TASK GOAL: Examine each line of the data, and copy the ones containing "terminal".

SUPPLIED RECORDS:

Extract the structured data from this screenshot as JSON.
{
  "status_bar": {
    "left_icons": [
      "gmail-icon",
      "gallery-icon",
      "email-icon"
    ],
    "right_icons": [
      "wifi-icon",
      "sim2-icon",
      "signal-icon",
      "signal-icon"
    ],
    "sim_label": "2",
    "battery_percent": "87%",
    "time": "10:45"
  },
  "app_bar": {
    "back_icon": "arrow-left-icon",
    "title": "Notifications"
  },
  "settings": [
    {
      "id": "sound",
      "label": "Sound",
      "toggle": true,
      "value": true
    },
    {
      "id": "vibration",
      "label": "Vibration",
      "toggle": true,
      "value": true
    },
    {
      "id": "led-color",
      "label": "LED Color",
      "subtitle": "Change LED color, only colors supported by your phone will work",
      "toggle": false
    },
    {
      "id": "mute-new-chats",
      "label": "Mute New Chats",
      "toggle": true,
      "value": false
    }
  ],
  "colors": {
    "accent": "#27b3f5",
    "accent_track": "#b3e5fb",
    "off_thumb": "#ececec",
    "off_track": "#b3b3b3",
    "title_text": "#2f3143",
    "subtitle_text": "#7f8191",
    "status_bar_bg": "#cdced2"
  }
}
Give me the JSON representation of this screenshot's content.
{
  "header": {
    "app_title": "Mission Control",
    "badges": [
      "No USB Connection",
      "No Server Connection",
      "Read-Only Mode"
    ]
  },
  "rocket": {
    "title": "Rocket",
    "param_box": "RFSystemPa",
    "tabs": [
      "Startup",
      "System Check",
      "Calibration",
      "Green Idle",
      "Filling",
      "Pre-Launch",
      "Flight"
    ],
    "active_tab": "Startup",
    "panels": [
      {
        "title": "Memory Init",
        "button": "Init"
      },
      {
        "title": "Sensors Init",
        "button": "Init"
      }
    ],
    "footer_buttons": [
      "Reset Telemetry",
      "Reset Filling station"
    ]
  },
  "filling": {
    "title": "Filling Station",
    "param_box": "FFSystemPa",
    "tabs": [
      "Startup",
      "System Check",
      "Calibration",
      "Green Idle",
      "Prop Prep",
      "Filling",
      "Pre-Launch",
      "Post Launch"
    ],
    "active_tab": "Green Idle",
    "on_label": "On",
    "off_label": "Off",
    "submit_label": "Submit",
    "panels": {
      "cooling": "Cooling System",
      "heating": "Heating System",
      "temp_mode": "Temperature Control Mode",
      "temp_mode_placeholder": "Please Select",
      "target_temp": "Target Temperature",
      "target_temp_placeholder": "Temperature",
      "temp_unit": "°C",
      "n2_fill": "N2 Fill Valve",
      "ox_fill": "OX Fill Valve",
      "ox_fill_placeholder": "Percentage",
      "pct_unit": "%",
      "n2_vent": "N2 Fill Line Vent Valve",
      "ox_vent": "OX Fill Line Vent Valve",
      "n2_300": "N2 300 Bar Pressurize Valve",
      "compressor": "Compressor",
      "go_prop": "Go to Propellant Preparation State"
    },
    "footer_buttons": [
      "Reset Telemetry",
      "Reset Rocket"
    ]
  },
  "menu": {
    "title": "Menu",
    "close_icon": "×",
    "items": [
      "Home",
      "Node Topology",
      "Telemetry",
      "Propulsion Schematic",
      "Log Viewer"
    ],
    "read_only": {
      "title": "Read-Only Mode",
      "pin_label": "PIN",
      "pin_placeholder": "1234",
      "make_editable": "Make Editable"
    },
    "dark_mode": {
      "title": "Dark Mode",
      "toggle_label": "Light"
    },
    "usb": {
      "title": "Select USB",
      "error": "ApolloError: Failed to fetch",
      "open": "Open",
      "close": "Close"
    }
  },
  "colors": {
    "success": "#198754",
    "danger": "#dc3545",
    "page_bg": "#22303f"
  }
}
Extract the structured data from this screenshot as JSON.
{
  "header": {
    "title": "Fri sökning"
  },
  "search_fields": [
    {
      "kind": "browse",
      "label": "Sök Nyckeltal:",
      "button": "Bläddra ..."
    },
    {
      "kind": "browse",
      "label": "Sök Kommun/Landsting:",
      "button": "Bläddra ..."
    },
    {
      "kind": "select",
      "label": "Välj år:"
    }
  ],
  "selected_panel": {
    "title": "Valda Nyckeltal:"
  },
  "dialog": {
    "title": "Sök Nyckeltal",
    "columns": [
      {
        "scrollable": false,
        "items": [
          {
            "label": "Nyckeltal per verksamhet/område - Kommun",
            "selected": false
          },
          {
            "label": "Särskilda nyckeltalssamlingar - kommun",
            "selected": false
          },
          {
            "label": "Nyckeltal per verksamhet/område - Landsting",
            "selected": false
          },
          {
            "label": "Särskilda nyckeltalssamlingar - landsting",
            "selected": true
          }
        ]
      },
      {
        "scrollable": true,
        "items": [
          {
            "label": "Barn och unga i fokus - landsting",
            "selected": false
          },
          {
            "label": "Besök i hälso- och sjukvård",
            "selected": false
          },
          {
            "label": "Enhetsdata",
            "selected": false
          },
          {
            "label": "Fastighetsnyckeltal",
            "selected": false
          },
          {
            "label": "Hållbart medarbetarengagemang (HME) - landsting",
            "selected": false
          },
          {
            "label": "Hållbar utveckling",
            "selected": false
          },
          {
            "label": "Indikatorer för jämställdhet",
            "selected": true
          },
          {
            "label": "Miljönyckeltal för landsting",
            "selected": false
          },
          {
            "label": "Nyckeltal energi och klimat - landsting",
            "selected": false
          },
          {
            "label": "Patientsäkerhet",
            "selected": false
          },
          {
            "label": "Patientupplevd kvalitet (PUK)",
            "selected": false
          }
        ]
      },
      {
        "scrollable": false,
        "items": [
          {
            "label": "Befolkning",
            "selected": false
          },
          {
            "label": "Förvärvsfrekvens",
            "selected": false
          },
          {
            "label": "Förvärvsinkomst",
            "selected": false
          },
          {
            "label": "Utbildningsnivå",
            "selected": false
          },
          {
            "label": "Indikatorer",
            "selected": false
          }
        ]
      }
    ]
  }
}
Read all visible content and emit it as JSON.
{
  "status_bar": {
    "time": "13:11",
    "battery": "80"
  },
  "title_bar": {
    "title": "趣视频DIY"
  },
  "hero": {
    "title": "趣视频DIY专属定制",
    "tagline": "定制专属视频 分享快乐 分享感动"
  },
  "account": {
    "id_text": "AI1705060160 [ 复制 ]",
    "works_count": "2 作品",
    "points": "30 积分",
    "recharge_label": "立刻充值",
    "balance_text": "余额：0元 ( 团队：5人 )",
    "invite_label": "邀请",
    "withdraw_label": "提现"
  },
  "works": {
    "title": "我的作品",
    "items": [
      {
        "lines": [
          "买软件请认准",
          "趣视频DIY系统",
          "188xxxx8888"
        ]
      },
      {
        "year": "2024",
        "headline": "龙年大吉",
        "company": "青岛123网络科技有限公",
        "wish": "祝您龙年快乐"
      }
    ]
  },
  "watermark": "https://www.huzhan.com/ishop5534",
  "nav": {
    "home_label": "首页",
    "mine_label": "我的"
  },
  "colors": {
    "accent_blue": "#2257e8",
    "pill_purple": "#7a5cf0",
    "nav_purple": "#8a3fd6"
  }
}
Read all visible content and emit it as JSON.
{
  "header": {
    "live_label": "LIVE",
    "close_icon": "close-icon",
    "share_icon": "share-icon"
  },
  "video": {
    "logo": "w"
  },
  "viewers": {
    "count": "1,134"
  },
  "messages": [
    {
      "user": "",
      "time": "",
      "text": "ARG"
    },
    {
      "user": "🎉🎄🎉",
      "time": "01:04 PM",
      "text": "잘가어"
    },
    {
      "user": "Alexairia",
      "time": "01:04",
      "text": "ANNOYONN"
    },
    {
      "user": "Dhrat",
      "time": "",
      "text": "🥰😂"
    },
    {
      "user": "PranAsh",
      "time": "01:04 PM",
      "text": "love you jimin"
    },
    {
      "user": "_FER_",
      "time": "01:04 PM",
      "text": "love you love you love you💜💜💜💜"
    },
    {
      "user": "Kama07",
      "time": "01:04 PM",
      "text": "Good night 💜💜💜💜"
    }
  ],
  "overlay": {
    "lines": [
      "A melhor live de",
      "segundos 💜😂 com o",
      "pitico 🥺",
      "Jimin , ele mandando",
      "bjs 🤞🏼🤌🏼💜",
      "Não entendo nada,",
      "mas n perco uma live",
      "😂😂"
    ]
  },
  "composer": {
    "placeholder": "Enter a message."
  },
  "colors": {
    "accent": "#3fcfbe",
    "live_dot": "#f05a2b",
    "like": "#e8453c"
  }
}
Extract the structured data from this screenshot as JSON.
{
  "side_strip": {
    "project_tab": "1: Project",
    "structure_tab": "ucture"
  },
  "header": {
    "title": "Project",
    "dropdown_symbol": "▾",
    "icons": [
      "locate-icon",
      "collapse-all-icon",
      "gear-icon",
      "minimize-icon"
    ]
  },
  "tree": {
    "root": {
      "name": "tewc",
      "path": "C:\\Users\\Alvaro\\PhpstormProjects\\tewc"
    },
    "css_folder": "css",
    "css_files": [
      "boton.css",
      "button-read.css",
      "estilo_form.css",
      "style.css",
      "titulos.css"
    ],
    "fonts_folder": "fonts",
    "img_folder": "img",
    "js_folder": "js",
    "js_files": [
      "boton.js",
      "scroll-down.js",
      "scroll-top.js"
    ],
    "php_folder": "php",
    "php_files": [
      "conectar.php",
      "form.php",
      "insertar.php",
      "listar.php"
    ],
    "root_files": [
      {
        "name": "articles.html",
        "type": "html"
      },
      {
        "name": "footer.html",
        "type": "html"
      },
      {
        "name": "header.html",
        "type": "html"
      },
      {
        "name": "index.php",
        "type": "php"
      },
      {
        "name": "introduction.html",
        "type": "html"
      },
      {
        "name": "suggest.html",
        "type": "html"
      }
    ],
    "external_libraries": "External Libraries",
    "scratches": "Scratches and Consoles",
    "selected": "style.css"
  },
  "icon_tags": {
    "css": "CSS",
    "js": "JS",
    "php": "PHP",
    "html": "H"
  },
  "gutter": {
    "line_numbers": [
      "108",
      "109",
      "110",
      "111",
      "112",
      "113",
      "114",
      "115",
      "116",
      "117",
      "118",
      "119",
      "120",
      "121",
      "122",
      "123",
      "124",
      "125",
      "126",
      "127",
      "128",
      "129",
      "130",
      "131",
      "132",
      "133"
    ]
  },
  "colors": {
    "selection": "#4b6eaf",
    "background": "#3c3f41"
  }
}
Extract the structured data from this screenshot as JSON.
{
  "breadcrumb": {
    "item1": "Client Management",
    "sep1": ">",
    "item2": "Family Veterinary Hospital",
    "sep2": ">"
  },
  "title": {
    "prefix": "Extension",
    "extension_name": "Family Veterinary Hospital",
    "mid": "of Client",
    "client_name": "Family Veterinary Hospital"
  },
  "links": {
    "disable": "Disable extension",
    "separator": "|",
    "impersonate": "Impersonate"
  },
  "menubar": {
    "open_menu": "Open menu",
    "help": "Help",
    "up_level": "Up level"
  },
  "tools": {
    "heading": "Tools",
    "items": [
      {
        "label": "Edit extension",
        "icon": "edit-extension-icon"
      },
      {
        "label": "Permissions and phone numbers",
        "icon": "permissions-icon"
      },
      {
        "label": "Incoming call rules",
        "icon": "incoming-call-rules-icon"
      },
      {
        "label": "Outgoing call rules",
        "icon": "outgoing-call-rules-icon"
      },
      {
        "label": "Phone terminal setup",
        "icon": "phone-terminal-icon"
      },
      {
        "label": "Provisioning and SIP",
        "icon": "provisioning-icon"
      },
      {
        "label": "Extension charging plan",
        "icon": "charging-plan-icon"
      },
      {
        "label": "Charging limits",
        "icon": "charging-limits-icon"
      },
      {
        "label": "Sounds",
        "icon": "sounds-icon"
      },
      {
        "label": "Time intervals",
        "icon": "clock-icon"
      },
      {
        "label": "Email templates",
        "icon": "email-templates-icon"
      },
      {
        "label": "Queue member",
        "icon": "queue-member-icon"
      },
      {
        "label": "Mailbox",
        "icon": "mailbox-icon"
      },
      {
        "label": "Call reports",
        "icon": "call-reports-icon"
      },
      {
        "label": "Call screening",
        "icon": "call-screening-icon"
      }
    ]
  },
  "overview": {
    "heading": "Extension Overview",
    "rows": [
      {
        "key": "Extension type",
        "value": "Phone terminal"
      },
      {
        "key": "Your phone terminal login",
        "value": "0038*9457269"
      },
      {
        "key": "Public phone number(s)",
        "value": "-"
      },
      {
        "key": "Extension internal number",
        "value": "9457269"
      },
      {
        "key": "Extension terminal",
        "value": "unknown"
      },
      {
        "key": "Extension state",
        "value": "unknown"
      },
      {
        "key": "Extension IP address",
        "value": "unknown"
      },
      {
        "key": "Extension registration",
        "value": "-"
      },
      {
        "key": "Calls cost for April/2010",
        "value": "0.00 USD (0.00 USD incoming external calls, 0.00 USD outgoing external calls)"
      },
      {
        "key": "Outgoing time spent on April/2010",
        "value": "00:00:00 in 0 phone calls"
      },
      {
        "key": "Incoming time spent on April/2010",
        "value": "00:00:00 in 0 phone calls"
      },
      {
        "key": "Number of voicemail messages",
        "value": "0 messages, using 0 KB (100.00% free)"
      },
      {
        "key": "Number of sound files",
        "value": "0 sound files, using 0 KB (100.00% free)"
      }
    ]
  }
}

SOLUTION:
        "label": "Phone terminal setup",
        "icon": "phone-terminal-icon"
        "value": "Phone terminal"
        "key": "Your phone terminal login",
        "key": "Extension terminal",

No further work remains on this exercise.